Dead humpback whale draws a crowd at Kincaid Beach
The dead humpback whale spotted floating in Knik River last week has washed up on the shores of Kincaid Beach over the weekend.
“We wanted to go for a hike and thought, well why not go see a whale,” said Kaydee Glumac, one of the dozens of people who made the mile trek down the Coastal Trail to see the humpback.
With the whale carcass came many questions from four-year-olds Sophia Pickett and Juliana Schmuke:
“How did he wash up on here?”
“Why does he have bugs on him?”
“Where is his face?”
“Why is some of his skin growed off?”
“And how did he die?”
The inquisitive pair rattled off as they walked around the whale.
Scientists don’t know how the whale died just yet, but they said it’s been floating around for at least 10 days.
Staff from NOAA, the National Oceanic and Atmospheric Administration, put up caution signs in the area warning people and their pets to stay back.

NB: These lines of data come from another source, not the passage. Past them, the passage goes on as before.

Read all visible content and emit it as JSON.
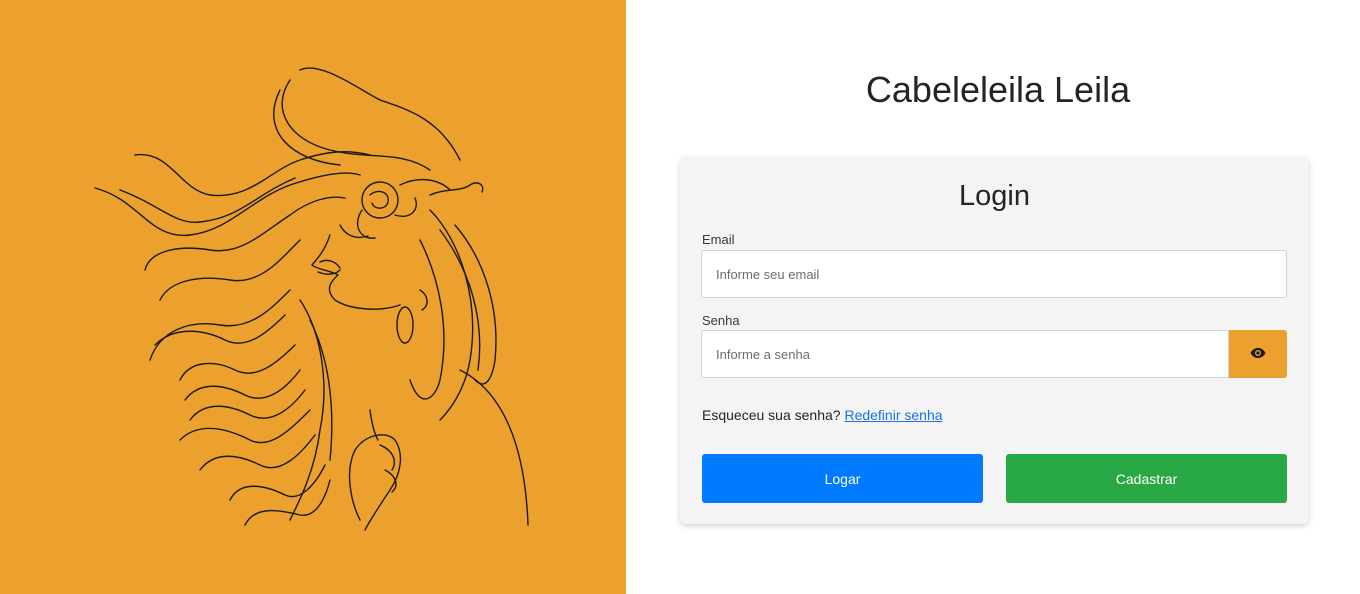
{
  "app": {
    "title": "Cabeleleila Leila"
  },
  "colors": {
    "accent": "#eca12f",
    "login_button": "#007bff",
    "register_button": "#28a745",
    "card_background": "#f4f4f4",
    "link": "#1a73e8"
  },
  "illustration": {
    "icon": "woman-hair-line-art-illustration"
  },
  "login_card": {
    "title": "Login",
    "email": {
      "label": "Email",
      "value": "",
      "placeholder": "Informe seu email"
    },
    "password": {
      "label": "Senha",
      "value": "",
      "placeholder": "Informe a senha",
      "toggle_icon": "eye-icon"
    },
    "forgot": {
      "text": "Esqueceu sua senha?",
      "link_label": "Redefinir senha"
    },
    "buttons": {
      "login_label": "Logar",
      "register_label": "Cadastrar"
    }
  }
}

Spokesperson Julie Speegle said marine mammals can transmit diseases to humans and other animals.
“There’s also concern this carcass will attract bears, so you definitely want to stay away from the carcass,” Speegle said.
NOAA plans to send scientists to perform a necropsy and collect samples of the carcass. They’re not sure if they’ll be able to determine how the whale died because it’s so decayed.

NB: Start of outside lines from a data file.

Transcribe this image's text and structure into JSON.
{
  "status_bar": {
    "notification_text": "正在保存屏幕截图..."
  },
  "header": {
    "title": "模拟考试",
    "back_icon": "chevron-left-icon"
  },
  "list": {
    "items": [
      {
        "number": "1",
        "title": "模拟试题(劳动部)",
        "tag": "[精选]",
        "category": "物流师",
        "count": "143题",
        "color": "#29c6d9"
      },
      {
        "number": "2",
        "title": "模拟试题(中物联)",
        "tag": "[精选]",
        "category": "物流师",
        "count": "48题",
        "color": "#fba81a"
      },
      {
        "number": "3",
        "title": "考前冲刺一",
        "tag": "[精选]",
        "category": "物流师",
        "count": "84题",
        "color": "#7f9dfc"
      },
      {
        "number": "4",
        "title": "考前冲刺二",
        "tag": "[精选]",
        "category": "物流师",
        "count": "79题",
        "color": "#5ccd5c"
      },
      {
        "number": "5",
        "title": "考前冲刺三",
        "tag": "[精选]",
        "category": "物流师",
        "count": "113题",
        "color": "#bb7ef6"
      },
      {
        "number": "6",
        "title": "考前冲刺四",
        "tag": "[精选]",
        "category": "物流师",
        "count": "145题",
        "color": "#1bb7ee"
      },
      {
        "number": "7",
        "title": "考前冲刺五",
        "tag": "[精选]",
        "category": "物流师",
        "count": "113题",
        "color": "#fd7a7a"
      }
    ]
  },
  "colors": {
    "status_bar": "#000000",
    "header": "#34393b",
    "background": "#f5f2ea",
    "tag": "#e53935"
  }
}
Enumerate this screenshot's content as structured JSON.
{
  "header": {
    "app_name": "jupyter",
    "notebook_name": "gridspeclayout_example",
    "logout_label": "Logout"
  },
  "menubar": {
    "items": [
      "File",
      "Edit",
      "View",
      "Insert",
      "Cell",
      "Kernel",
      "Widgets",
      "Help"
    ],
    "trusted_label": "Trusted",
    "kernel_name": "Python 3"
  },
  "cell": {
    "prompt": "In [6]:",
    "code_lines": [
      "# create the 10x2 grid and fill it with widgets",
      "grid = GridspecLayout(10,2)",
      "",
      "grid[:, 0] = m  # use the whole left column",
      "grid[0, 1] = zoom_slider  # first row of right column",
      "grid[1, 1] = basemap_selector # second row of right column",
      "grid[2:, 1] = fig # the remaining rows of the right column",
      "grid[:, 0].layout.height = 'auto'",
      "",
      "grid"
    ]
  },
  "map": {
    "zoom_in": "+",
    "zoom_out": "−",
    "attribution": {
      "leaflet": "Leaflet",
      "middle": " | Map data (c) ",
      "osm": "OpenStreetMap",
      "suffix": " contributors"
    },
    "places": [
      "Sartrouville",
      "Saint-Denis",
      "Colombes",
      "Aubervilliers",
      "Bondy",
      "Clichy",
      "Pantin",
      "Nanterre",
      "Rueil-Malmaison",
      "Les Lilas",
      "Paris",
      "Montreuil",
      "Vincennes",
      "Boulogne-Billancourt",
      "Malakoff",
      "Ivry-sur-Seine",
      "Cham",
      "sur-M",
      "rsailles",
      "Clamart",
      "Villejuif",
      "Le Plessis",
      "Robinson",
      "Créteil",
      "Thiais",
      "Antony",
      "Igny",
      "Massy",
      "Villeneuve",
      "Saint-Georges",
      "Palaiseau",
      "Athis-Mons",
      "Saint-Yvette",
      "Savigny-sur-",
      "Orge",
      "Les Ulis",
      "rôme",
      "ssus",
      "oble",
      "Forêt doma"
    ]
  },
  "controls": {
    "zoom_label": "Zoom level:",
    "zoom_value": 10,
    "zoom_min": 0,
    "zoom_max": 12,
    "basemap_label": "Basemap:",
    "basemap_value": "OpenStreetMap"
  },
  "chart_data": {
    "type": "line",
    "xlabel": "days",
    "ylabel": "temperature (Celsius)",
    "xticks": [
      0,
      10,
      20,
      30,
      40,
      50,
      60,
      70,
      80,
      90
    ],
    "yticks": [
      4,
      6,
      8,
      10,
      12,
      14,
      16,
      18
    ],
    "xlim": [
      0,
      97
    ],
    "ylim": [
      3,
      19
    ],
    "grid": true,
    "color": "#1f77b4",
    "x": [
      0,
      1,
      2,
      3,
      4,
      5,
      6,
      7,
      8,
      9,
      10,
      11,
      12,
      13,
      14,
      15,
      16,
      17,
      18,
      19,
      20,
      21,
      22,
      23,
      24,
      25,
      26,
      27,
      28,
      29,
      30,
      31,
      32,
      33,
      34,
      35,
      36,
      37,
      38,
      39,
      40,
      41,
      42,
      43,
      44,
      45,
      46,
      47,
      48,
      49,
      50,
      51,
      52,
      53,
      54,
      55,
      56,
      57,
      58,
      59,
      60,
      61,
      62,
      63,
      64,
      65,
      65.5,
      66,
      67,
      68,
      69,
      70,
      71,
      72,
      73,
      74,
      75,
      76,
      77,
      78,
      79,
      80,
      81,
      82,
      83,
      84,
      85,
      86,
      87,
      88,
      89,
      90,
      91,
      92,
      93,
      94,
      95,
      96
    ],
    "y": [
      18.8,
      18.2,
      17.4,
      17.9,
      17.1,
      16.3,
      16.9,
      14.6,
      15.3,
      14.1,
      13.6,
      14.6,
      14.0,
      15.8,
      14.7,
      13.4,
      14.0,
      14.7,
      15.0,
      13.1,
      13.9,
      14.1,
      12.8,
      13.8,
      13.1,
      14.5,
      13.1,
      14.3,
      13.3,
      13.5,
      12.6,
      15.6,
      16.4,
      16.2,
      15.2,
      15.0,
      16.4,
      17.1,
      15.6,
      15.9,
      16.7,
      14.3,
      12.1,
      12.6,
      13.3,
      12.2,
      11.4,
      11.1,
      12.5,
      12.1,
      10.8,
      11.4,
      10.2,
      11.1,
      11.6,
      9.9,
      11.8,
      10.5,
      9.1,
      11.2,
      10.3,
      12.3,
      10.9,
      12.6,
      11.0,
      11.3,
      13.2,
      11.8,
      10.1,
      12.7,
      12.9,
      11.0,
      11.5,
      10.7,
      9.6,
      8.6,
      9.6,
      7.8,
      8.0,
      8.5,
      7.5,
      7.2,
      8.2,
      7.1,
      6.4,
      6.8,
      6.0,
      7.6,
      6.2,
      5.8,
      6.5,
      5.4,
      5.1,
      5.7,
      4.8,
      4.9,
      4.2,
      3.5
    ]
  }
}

By Monday morning, the caution tape was strewn around the rocks and people were poking the flipper and tail with their bare hands.

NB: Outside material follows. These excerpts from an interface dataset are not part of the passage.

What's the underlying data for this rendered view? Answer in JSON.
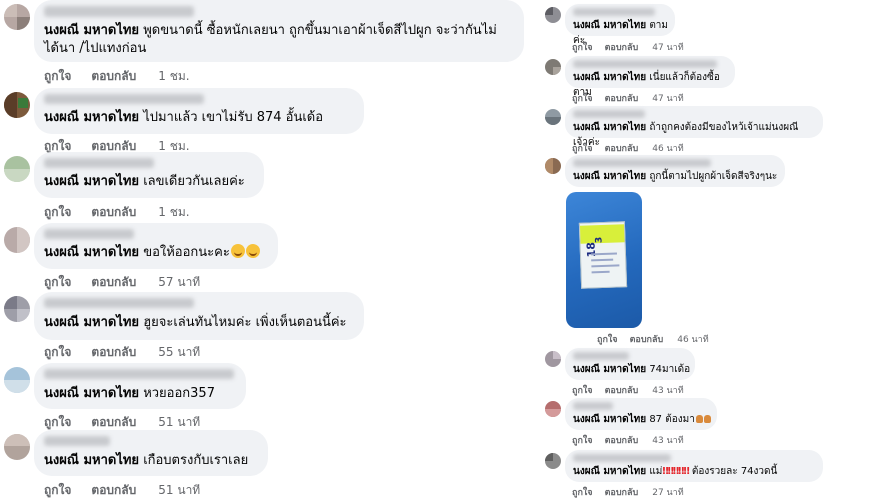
{
  "actions": {
    "like": "ถูกใจ",
    "reply": "ตอบกลับ"
  },
  "left_comments": [
    {
      "author": "นงผณี มหาดไทย",
      "text": "พูดขนาดนี้ ซื้อหนักเลยนา ถูกขึ้นมาเอาผ้าเจ็ดสีไปผูก จะว่ากันไม่",
      "text2": "ได้นา /ไปแทงก่อน",
      "time": "1 ชม."
    },
    {
      "author": "นงผณี มหาดไทย",
      "text": "ไปมาแล้ว เขาไม่รับ 874 อั้นเด้อ",
      "time": "1 ชม."
    },
    {
      "author": "นงผณี มหาดไทย",
      "text": "เลขเดียวกันเลยค่ะ",
      "time": "1 ชม."
    },
    {
      "author": "นงผณี มหาดไทย",
      "text": "ขอให้ออกนะคะ",
      "time": "57 นาที"
    },
    {
      "author": "นงผณี มหาดไทย",
      "text": "ฮูยจะเล่นทันไหมค่ะ เพิ่งเห็นตอนนี้ค่ะ",
      "time": "55 นาที"
    },
    {
      "author": "นงผณี มหาดไทย",
      "text": "หวยออก357",
      "time": "51 นาที"
    },
    {
      "author": "นงผณี มหาดไทย",
      "text": "เกือบตรงกับเราเลย",
      "time": "51 นาที"
    }
  ],
  "right_comments": [
    {
      "author": "นงผณี มหาดไทย",
      "text": "ตามค่ะ",
      "time": "47 นาที"
    },
    {
      "author": "นงผณี มหาดไทย",
      "text": "เนี่ยแล้วก็ต้องซื้อตาม",
      "time": "47 นาที"
    },
    {
      "author": "นงผณี มหาดไทย",
      "text": "ถ้าถูกคงต้องมีของไหว้เจ้าแม่นงผณีเจ้าค่ะ",
      "time": "46 นาที"
    },
    {
      "author": "นงผณี มหาดไทย",
      "text": "ถูกนี้ตามไปผูกผ้าเจ็ดสีจริงๆนะ",
      "time": ""
    },
    {
      "time": "46 นาที"
    },
    {
      "author": "นงผณี มหาดไทย",
      "text": "74มาเด้อ",
      "time": "43 นาที"
    },
    {
      "author": "นงผณี มหาดไทย",
      "text": "87 ต้องมา",
      "time": "43 นาที"
    },
    {
      "author": "นงผณี มหาดไทย",
      "text": "แม่",
      "text2": "ต้องรวยละ 74งวดนี้",
      "time": "27 นาที"
    }
  ],
  "photo": {
    "ticket_number": "18",
    "digit": "3"
  },
  "emoji": [
    "grinning-face-icon",
    "grinning-face-icon"
  ],
  "colors": {
    "bubble": "#f0f2f5",
    "action_text": "#65676b",
    "ticket_band": "#d8ef3a",
    "photo_bg": "#2469bd",
    "exclaim": "#e4262c"
  }
}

For some people, it’s their first chance to see a whale like this, up close.
“It's smaller than what I thought it was going to be. I thought it was going to be larger,” said Glumac. “Looks like the tongue is hanging out of its mouth.”
Sophia’s mom, Jennie Pickett, said the impromptu field trip after preschool was a good learning experience for the girls.
“I think it’s so interesting for them to see nature at its finest. I can't believe the sheer size of the animal, and the smell, oof,” she said.
Downwind of the carcass, near the head -- people plugged their noses and covered their faces with their sleeves as the stench of rotting blubber filled the air.
“When it gets to the tongue it smells to my nose,” said Schmuke while pinching her nostrils shut, adding, “It smells like our bottoms.”
Still, many people braved the smell for a snapshot and a selfie.
They said they’re taking advantage of this rare opportunity before the tide washes the whale back to sea.